Content starts

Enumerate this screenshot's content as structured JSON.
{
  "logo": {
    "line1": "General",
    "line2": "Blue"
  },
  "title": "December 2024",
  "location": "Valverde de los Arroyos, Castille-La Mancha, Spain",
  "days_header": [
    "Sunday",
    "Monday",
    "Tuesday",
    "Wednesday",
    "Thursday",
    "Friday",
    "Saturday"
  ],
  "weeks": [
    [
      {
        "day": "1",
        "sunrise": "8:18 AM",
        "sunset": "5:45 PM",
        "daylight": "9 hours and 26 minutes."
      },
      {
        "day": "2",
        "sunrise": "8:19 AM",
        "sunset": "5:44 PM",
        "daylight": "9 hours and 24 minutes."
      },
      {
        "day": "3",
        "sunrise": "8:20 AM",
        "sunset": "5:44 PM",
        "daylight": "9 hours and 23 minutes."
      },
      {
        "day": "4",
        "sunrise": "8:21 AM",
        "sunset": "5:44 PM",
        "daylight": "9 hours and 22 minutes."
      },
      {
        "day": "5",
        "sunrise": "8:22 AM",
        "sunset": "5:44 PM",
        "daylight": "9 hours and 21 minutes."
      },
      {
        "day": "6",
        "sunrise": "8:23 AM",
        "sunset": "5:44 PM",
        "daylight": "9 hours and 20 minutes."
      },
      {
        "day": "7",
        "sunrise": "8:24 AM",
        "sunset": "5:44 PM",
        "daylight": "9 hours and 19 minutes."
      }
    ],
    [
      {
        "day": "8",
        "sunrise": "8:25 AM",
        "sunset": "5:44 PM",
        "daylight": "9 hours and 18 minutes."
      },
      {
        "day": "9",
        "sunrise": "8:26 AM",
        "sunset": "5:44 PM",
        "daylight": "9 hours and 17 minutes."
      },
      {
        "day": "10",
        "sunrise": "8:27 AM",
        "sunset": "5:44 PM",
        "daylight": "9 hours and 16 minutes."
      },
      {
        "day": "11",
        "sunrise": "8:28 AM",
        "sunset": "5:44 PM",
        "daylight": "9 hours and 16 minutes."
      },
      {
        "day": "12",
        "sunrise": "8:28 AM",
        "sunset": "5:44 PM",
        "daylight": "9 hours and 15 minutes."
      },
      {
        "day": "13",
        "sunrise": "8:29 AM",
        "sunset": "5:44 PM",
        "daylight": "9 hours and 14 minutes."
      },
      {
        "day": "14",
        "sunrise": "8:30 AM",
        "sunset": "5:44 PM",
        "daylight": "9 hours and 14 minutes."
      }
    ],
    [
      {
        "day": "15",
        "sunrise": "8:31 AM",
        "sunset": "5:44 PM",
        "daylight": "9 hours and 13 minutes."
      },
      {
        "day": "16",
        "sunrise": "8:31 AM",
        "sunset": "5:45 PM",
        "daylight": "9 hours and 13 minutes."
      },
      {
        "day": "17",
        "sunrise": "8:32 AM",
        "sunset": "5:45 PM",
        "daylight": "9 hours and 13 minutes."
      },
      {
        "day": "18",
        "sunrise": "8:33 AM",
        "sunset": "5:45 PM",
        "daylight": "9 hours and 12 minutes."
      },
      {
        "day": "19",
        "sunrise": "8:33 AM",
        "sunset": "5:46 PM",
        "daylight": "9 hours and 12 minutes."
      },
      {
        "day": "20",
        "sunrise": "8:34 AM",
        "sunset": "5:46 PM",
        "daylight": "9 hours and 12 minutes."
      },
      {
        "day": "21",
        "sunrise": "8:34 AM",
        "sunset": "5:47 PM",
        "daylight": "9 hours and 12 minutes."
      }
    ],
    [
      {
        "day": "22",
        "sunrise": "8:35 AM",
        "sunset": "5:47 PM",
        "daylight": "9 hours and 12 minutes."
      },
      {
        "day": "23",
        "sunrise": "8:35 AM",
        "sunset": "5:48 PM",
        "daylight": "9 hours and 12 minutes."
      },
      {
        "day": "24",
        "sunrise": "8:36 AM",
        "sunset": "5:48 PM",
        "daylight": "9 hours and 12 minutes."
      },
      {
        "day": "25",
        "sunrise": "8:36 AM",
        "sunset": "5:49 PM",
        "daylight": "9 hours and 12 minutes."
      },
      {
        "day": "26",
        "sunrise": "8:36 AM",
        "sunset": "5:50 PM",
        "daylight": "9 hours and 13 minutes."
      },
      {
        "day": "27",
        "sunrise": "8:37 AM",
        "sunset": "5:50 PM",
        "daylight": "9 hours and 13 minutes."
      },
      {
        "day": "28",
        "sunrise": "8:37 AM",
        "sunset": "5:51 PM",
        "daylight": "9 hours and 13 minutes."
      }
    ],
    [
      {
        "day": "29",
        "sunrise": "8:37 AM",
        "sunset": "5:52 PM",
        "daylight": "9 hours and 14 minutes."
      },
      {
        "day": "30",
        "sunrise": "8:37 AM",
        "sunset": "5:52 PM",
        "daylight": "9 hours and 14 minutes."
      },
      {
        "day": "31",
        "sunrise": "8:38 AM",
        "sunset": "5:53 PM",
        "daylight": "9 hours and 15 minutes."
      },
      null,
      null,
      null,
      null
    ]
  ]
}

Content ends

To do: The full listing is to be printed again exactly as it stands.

Written solution:
Enumerate this screenshot's content as structured JSON.
{
  "logo": {
    "line1": "General",
    "line2": "Blue"
  },
  "title": "December 2024",
  "location": "Valverde de los Arroyos, Castille-La Mancha, Spain",
  "days_header": [
    "Sunday",
    "Monday",
    "Tuesday",
    "Wednesday",
    "Thursday",
    "Friday",
    "Saturday"
  ],
  "weeks": [
    [
      {
        "day": "1",
        "sunrise": "8:18 AM",
        "sunset": "5:45 PM",
        "daylight": "9 hours and 26 minutes."
      },
      {
        "day": "2",
        "sunrise": "8:19 AM",
        "sunset": "5:44 PM",
        "daylight": "9 hours and 24 minutes."
      },
      {
        "day": "3",
        "sunrise": "8:20 AM",
        "sunset": "5:44 PM",
        "daylight": "9 hours and 23 minutes."
      },
      {
        "day": "4",
        "sunrise": "8:21 AM",
        "sunset": "5:44 PM",
        "daylight": "9 hours and 22 minutes."
      },
      {
        "day": "5",
        "sunrise": "8:22 AM",
        "sunset": "5:44 PM",
        "daylight": "9 hours and 21 minutes."
      },
      {
        "day": "6",
        "sunrise": "8:23 AM",
        "sunset": "5:44 PM",
        "daylight": "9 hours and 20 minutes."
      },
      {
        "day": "7",
        "sunrise": "8:24 AM",
        "sunset": "5:44 PM",
        "daylight": "9 hours and 19 minutes."
      }
    ],
    [
      {
        "day": "8",
        "sunrise": "8:25 AM",
        "sunset": "5:44 PM",
        "daylight": "9 hours and 18 minutes."
      },
      {
        "day": "9",
        "sunrise": "8:26 AM",
        "sunset": "5:44 PM",
        "daylight": "9 hours and 17 minutes."
      },
      {
        "day": "10",
        "sunrise": "8:27 AM",
        "sunset": "5:44 PM",
        "daylight": "9 hours and 16 minutes."
      },
      {
        "day": "11",
        "sunrise": "8:28 AM",
        "sunset": "5:44 PM",
        "daylight": "9 hours and 16 minutes."
      },
      {
        "day": "12",
        "sunrise": "8:28 AM",
        "sunset": "5:44 PM",
        "daylight": "9 hours and 15 minutes."
      },
      {
        "day": "13",
        "sunrise": "8:29 AM",
        "sunset": "5:44 PM",
        "daylight": "9 hours and 14 minutes."
      },
      {
        "day": "14",
        "sunrise": "8:30 AM",
        "sunset": "5:44 PM",
        "daylight": "9 hours and 14 minutes."
      }
    ],
    [
      {
        "day": "15",
        "sunrise": "8:31 AM",
        "sunset": "5:44 PM",
        "daylight": "9 hours and 13 minutes."
      },
      {
        "day": "16",
        "sunrise": "8:31 AM",
        "sunset": "5:45 PM",
        "daylight": "9 hours and 13 minutes."
      },
      {
        "day": "17",
        "sunrise": "8:32 AM",
        "sunset": "5:45 PM",
        "daylight": "9 hours and 13 minutes."
      },
      {
        "day": "18",
        "sunrise": "8:33 AM",
        "sunset": "5:45 PM",
        "daylight": "9 hours and 12 minutes."
      },
      {
        "day": "19",
        "sunrise": "8:33 AM",
        "sunset": "5:46 PM",
        "daylight": "9 hours and 12 minutes."
      },
      {
        "day": "20",
        "sunrise": "8:34 AM",
        "sunset": "5:46 PM",
        "daylight": "9 hours and 12 minutes."
      },
      {
        "day": "21",
        "sunrise": "8:34 AM",
        "sunset": "5:47 PM",
        "daylight": "9 hours and 12 minutes."
      }
    ],
    [
      {
        "day": "22",
        "sunrise": "8:35 AM",
        "sunset": "5:47 PM",
        "daylight": "9 hours and 12 minutes."
      },
      {
        "day": "23",
        "sunrise": "8:35 AM",
        "sunset": "5:48 PM",
        "daylight": "9 hours and 12 minutes."
      },
      {
        "day": "24",
        "sunrise": "8:36 AM",
        "sunset": "5:48 PM",
        "daylight": "9 hours and 12 minutes."
      },
      {
        "day": "25",
        "sunrise": "8:36 AM",
        "sunset": "5:49 PM",
        "daylight": "9 hours and 12 minutes."
      },
      {
        "day": "26",
        "sunrise": "8:36 AM",
        "sunset": "5:50 PM",
        "daylight": "9 hours and 13 minutes."
      },
      {
        "day": "27",
        "sunrise": "8:37 AM",
        "sunset": "5:50 PM",
        "daylight": "9 hours and 13 minutes."
      },
      {
        "day": "28",
        "sunrise": "8:37 AM",
        "sunset": "5:51 PM",
        "daylight": "9 hours and 13 minutes."
      }
    ],
    [
      {
        "day": "29",
        "sunrise": "8:37 AM",
        "sunset": "5:52 PM",
        "daylight": "9 hours and 14 minutes."
      },
      {
        "day": "30",
        "sunrise": "8:37 AM",
        "sunset": "5:52 PM",
        "daylight": "9 hours and 14 minutes."
      },
      {
        "day": "31",
        "sunrise": "8:38 AM",
        "sunset": "5:53 PM",
        "daylight": "9 hours and 15 minutes."
      },
      null,
      null,
      null,
      null
    ]
  ]
}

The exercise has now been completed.